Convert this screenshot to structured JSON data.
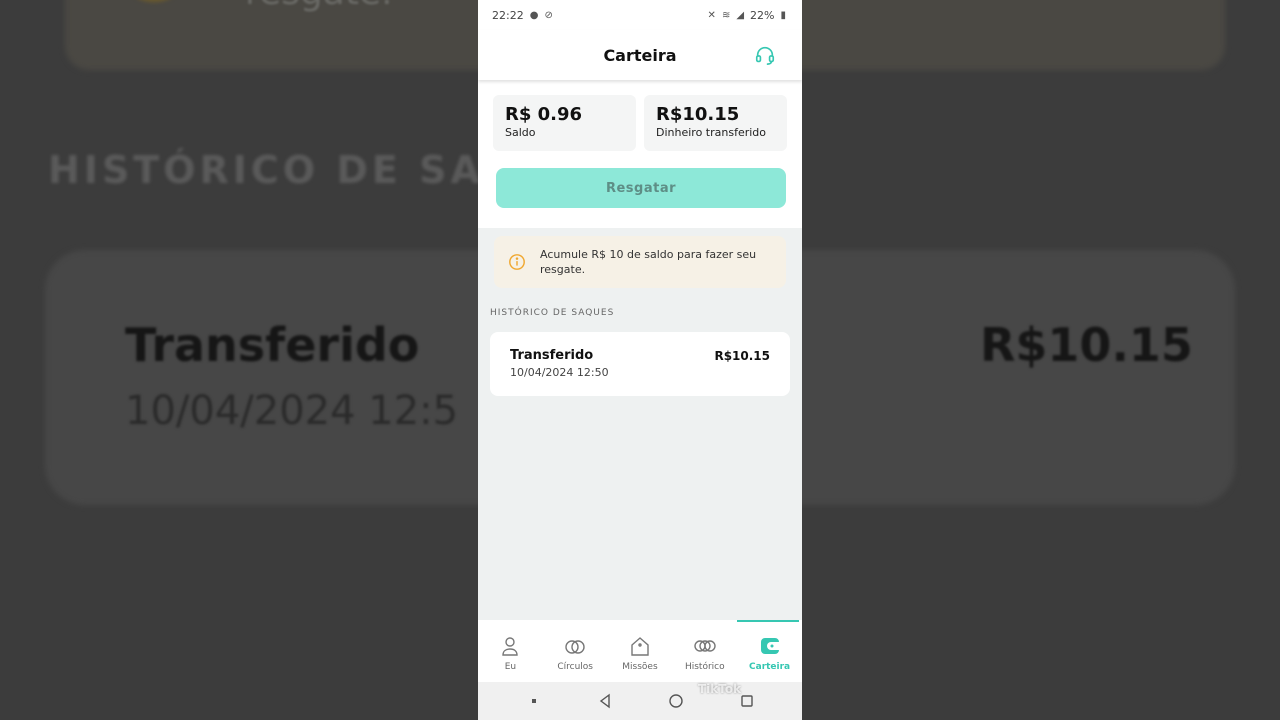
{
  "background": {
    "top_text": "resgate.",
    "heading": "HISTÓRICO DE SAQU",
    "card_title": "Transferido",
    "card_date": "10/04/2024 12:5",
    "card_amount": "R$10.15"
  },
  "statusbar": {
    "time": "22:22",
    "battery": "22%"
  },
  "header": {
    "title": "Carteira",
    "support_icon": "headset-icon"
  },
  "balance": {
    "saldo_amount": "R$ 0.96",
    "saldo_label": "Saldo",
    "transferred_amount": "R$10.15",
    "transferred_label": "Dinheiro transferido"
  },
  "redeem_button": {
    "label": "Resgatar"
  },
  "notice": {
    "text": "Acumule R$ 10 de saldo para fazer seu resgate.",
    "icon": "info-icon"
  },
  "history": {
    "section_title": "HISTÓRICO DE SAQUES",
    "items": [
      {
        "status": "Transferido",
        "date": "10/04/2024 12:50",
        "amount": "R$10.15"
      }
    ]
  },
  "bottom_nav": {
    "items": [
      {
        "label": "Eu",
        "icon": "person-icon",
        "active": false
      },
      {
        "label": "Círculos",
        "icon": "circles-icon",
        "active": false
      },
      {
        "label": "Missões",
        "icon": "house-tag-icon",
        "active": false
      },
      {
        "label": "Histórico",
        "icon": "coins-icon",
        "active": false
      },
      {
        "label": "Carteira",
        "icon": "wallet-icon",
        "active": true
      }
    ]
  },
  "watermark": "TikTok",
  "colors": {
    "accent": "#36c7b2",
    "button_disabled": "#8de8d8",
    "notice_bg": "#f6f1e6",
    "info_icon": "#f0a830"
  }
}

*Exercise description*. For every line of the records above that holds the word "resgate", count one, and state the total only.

*Solved problem*. 2